Task
With pictures excluded, retype exactly every line from the one containing "Extract the structured" to the end of the records below.

Dataset content below:

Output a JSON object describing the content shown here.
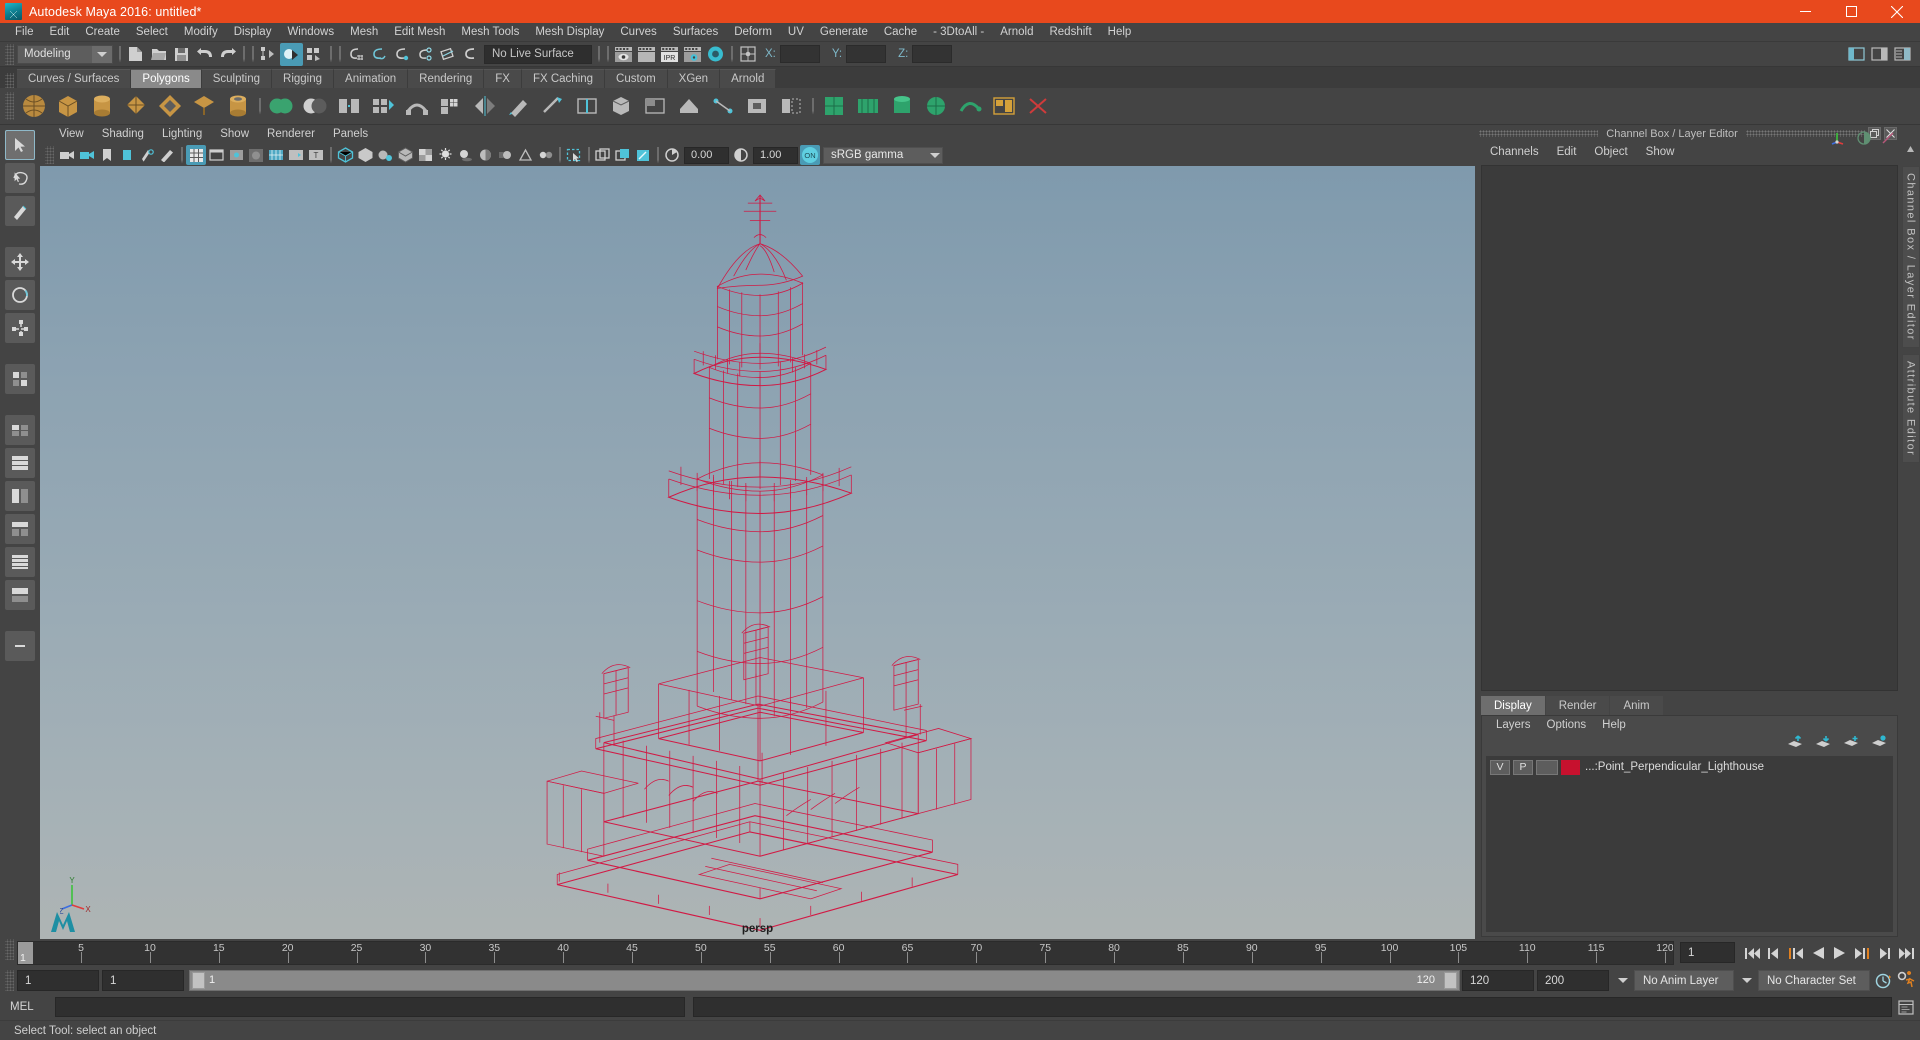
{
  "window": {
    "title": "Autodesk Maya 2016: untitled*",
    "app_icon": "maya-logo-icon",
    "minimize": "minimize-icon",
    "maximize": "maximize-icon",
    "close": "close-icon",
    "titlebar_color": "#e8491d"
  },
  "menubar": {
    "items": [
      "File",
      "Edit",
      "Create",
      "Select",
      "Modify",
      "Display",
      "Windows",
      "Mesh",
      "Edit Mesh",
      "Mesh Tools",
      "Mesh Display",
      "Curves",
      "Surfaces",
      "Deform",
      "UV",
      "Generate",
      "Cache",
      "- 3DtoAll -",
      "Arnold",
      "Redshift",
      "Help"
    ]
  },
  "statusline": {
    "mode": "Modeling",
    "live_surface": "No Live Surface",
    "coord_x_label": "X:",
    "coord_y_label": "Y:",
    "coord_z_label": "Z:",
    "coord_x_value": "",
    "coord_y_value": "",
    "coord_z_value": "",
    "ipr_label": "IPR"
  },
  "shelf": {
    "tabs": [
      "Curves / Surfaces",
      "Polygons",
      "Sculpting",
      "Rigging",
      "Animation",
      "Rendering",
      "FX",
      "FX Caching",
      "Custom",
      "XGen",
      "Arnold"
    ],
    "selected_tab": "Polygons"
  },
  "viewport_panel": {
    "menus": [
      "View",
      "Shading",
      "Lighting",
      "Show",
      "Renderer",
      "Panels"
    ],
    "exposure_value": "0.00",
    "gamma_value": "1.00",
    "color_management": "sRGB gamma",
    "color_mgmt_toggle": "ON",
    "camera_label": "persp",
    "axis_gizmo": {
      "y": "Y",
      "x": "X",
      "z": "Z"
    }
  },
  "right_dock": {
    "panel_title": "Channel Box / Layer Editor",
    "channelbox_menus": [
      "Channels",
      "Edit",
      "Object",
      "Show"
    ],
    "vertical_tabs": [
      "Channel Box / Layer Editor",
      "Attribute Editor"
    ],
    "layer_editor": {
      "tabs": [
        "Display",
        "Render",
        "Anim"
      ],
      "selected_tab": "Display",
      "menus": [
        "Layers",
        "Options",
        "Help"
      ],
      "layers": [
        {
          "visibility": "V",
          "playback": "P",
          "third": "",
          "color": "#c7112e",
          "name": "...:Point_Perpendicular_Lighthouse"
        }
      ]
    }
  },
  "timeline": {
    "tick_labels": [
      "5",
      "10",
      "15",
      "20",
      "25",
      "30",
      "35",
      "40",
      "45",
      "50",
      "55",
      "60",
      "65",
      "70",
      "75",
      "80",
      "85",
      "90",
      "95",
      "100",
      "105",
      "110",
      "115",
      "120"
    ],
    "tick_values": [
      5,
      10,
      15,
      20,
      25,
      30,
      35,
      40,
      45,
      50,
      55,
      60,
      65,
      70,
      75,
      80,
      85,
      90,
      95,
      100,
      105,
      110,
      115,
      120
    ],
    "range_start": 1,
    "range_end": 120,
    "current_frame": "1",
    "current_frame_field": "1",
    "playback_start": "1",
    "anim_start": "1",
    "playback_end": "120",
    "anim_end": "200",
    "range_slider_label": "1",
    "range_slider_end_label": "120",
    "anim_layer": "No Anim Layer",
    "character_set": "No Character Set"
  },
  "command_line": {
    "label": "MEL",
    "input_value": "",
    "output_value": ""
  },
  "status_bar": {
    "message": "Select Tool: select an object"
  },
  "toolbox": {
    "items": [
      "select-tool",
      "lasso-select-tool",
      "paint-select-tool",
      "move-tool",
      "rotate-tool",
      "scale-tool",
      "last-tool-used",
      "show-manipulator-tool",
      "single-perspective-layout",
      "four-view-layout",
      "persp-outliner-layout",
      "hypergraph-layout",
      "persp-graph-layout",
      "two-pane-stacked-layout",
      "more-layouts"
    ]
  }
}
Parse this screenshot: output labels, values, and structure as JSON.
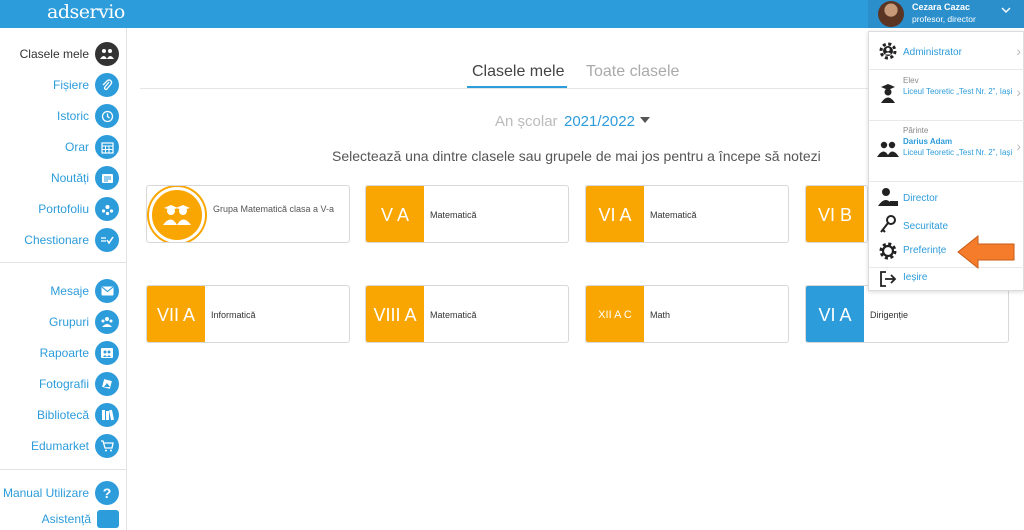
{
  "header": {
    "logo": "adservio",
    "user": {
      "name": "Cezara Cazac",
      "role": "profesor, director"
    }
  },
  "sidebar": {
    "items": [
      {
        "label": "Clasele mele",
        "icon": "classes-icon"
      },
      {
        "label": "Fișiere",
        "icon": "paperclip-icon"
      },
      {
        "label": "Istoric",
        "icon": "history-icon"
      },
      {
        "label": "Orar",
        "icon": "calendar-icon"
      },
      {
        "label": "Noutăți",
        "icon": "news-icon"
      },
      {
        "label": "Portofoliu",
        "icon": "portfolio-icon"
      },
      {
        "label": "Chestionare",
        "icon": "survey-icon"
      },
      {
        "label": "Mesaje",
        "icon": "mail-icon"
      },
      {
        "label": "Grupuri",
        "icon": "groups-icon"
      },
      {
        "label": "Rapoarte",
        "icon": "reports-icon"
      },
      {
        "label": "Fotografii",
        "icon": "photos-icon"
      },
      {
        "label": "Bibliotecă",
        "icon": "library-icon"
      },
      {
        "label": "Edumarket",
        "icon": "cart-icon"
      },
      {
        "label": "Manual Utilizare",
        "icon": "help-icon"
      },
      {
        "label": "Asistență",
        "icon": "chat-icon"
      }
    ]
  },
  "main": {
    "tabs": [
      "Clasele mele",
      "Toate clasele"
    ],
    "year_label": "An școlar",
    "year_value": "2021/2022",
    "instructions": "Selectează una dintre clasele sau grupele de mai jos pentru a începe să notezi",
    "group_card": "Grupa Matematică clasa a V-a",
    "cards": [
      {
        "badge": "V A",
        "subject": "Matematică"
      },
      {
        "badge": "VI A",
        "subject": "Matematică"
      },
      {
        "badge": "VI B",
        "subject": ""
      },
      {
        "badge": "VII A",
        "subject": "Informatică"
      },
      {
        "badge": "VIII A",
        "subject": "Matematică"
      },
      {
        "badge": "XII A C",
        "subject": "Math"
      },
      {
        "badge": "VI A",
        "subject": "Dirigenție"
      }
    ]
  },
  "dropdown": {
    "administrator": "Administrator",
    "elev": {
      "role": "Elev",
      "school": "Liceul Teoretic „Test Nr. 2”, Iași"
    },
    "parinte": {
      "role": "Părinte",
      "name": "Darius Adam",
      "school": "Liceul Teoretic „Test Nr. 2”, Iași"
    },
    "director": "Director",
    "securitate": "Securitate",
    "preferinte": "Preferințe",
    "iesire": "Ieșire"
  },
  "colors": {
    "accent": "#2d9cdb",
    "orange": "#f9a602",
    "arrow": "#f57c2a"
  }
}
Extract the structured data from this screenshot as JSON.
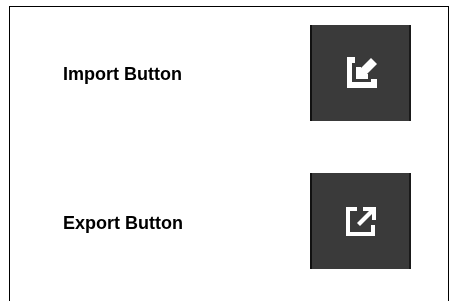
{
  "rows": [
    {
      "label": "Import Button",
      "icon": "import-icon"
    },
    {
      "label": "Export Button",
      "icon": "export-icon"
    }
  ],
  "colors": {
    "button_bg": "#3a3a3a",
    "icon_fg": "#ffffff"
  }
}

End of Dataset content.

Answer
Extract the structured data from this screenshot as JSON.
{
  "rows": [
    {
      "label": "Import Button",
      "icon": "import-icon"
    },
    {
      "label": "Export Button",
      "icon": "export-icon"
    }
  ],
  "colors": {
    "button_bg": "#3a3a3a",
    "icon_fg": "#ffffff"
  }
}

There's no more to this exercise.